Walking blogs are, generally, peaceful places where folk ruminate about hill walking and share their enjoyments. As such, I suggest they are quieter than other parts of the internet. They occasionally veer towards soapbox style and some have ‘loud’ commercial connections but the general mood (I think) is that of walking: the slow pace of feet, the fresh air, and the background implications of a constructive ecology. We walk these places, we care about them, we want them protected. All rather sweet: like the snippet in the internet book, about building web pages and curling up inside them.
This leads me, finally, to a lovely expression a French speaking friend recently conveyed to me. Les petits bonheurs de la vie translates into little joys, or little happinesses of life. Her YouTube channel is full of les petits bonheurs – simple moments of nature – and it’s charming and lovely.

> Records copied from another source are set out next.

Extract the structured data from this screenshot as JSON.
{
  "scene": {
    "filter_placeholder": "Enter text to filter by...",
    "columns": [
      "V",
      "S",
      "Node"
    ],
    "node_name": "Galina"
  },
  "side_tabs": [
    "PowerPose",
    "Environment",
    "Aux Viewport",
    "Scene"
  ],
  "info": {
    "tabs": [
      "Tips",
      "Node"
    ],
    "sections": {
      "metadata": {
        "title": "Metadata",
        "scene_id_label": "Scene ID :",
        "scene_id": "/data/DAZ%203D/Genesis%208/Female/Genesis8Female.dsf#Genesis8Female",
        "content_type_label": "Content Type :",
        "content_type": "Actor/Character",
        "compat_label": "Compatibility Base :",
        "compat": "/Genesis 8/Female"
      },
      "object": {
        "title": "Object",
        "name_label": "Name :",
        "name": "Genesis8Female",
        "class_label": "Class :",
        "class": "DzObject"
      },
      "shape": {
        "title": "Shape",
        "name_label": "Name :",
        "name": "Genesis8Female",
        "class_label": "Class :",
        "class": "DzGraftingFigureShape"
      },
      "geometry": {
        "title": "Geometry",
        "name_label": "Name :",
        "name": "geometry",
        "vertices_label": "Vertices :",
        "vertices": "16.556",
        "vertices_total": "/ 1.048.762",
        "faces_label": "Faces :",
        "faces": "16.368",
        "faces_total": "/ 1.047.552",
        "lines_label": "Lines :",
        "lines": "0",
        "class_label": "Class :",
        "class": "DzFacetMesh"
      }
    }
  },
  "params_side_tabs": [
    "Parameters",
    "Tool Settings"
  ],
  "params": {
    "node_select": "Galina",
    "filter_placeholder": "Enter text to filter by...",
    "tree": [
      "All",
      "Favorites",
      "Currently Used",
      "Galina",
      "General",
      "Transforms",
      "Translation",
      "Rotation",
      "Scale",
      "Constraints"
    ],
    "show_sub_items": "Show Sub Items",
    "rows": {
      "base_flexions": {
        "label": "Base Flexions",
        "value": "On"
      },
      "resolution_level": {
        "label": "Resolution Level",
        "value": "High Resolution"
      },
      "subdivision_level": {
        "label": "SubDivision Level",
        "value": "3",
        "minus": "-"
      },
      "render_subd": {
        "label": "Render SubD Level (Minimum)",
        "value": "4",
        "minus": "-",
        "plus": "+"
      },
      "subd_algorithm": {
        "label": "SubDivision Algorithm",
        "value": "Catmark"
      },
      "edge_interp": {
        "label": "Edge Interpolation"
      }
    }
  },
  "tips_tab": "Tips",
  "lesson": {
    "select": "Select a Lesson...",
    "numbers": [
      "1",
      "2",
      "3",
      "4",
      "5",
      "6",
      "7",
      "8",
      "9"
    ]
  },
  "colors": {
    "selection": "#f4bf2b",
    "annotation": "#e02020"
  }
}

When I can, I walk in big mountains. When I cannot, I walk in parks and nature reserves. When it’s raining I work on my photographs and show them on the internet, think and write about my hobby, and enjoy walking blogs. My photographs are a form of petits bonheurs, and I’ve started making videos with the same aesthetic. My photographs often show a large mountain view although not always, but in both cases the visual form is miniaturised – petits.
I get a lot of pleasure from my photographs and the power of photography to capture moments, synthesising an experience into pleasing pictures. It’s quiet. It’s a peaceful, healing activity balancing the slings and arrows of outrageous fortune, and the cries and alarms in the dark night of the internet.